Brooklyn studio SO-IL has stretched a thin layer of white film over the facade of the Storefront gallery in New York, giving the building a vacuum-packed appearance (+ slideshow).
SO-IL created the Blueprint installation – which masks the street facade of a gallery in white shrink-wrap titled – as part of an exhibition with the same name at the Storefront for Art and Architecture space in Soho, New York.
Studio founders Florian Idenburg and Jing Liu, alongside Dutch artist Sebastiaan Bremer, invited artists and architects to contribute over 100 works that reveal the design process and context behind their works for the exhibition.

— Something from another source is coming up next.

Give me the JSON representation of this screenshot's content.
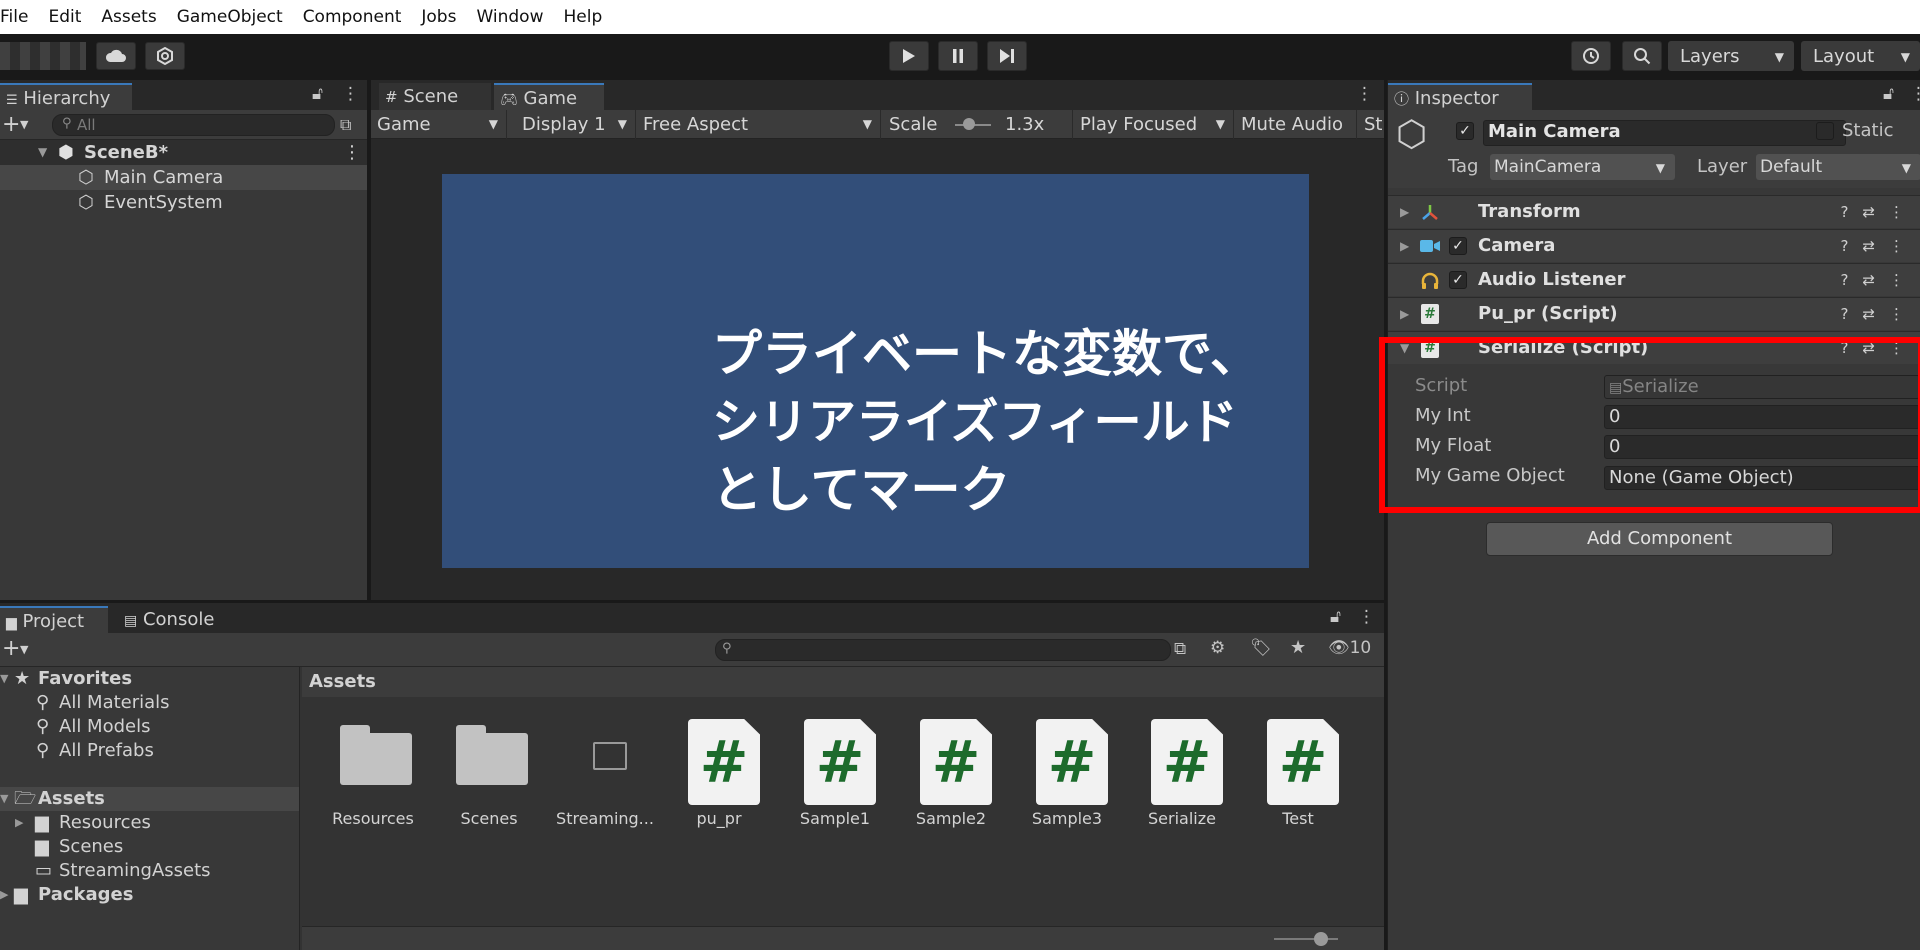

"The show is about the assessment of what we have done and where we are heading," Idenburg told Dezeen. "The notion of the blueprint – an obviously a nostalgic medium – suggests the idea of a plan and intention."
"For our installation, we used a technique called 'mothballing' – a technique to 'put things away' – to reevaluate the original intent of the architecture of Storefront: an activator and agitator of the public realm."
The twelve white hatches usually open onto the street during business hours to reveal slices of the bright green interior.
"Rather than conserve, this shrink-wrap reinvigorates the Holl/Aconci installation and reveals the activities happening behind its permeable skin," Idenburg explained.
According to the architect, the plastic-coated protruding panels transform the exterior into "one continuous and undulating surface", while the resulting interior "provides an intimate space that allows the viewer to see behind the mind of the artist".
SO-IL used a similar technique to veil a Seoul art gallery in chain mail in 2012.
At night, light glows through the translucent skin from the gallery space within, creating patches of light and shadow.
Blueprint will be on display at Storefront for Art and Architecture until 21 March. The organisation and gallery space – set up as a forum and platform for emerging architecture, art and design practices – hosts a programme of exhibitions, artist's talks and film screenings.
Photography is by Iwan Baan.